Fig. 1. Liam Neeson takes revenge in ‘Taken’
Of course our 14 year old son shouldn’t have been watching the moview ‘Taken’, but for the benefit of his 16 year old daughter on the long drive home this evening he set about detailing the action.
I found it hand not to laugh all the way through as somehow I had in my mind’s eye the film that I have seen three times as he offered his esoteric description – All Liam Neeson did apparently was talk in guttural noises and wave his hands about. Dialogue didn’t feature, nor characterisation – just the action. What more does it need. (What was it Hitchcock said about dialogue, that is was a sound effect?)
At the end of this our 16 year old daughter perked up and said, ‘Granny said I mustn’t see this film and then proceeded to describe it in gory detail’. The image of my late mother drawing attention to the nastiest moments in the film brings a smile to my face, ‘there’s a bit when xxxx’ and you mustn’t see the bit when yyyy’. Oddly enough the threat of ‘white slavery’ as a line used with teenage girls wanting to go out late in the 1970s. There was someone ready to snatch my teenage sisters away around every corner of late night Newcastle upon Tyne.
Listening to Philip Pullman talking about a new anthology of Fairy Tales we are reminded of ‘Little Red Riding Hood’ and of ‘Hansel and Gretal’. The contemporary monsters being the likes of Jimmy Saville and Gary Glitter.

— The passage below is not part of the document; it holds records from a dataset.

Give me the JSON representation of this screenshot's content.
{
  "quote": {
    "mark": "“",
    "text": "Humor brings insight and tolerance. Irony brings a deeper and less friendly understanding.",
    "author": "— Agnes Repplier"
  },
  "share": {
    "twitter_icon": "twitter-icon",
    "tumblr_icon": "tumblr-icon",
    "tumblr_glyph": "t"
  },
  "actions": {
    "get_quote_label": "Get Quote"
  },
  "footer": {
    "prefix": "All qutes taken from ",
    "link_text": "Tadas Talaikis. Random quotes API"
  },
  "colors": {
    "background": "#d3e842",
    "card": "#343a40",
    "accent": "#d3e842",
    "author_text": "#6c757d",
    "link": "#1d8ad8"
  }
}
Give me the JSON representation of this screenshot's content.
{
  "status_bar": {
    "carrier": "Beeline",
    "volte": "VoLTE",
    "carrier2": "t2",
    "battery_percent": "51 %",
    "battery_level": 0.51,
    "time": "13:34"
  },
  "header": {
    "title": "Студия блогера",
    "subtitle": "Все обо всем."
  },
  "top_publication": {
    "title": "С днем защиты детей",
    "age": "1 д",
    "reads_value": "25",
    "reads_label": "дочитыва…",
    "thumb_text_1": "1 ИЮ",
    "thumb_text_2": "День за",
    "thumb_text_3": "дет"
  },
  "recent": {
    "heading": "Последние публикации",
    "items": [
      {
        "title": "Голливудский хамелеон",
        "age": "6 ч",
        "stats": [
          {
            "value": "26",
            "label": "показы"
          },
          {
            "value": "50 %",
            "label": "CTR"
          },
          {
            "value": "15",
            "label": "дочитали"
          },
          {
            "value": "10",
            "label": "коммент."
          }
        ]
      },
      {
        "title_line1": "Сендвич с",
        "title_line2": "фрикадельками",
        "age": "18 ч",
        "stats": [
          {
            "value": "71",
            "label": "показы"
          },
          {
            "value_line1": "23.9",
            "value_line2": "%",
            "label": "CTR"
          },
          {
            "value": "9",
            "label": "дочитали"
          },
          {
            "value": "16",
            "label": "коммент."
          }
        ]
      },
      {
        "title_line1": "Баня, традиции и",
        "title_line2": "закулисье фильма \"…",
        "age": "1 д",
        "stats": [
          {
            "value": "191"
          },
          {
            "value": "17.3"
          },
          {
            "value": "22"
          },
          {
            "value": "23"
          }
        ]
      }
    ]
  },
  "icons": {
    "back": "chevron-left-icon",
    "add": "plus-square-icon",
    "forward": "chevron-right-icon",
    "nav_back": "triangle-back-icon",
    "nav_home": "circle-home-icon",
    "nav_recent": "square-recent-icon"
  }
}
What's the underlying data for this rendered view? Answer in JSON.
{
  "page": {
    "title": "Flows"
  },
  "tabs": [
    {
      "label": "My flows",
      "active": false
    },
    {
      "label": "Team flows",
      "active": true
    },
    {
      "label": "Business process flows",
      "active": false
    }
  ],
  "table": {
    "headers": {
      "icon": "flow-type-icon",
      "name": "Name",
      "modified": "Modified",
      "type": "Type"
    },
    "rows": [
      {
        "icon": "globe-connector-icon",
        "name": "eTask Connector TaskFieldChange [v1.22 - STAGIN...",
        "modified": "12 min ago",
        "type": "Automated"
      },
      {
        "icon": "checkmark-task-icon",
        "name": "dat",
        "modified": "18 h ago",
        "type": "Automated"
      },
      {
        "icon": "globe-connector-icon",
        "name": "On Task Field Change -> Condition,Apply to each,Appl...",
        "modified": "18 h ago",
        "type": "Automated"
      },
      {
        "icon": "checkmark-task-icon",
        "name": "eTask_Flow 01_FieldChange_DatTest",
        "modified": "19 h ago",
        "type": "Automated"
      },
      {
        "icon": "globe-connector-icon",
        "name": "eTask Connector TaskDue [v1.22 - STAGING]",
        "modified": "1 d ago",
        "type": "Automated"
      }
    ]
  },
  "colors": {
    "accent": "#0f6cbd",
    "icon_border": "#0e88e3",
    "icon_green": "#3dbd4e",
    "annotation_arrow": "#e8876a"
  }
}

The problem is – words can be even more vivid as you create something in your mind’s eye that can be far worse, closer to home and therefore possible.
Narrative is a powerful thing, as is humour and violence if done correctly.
(Reading this back, this last line suddenly sounds like something that would be said by a Bond Villain)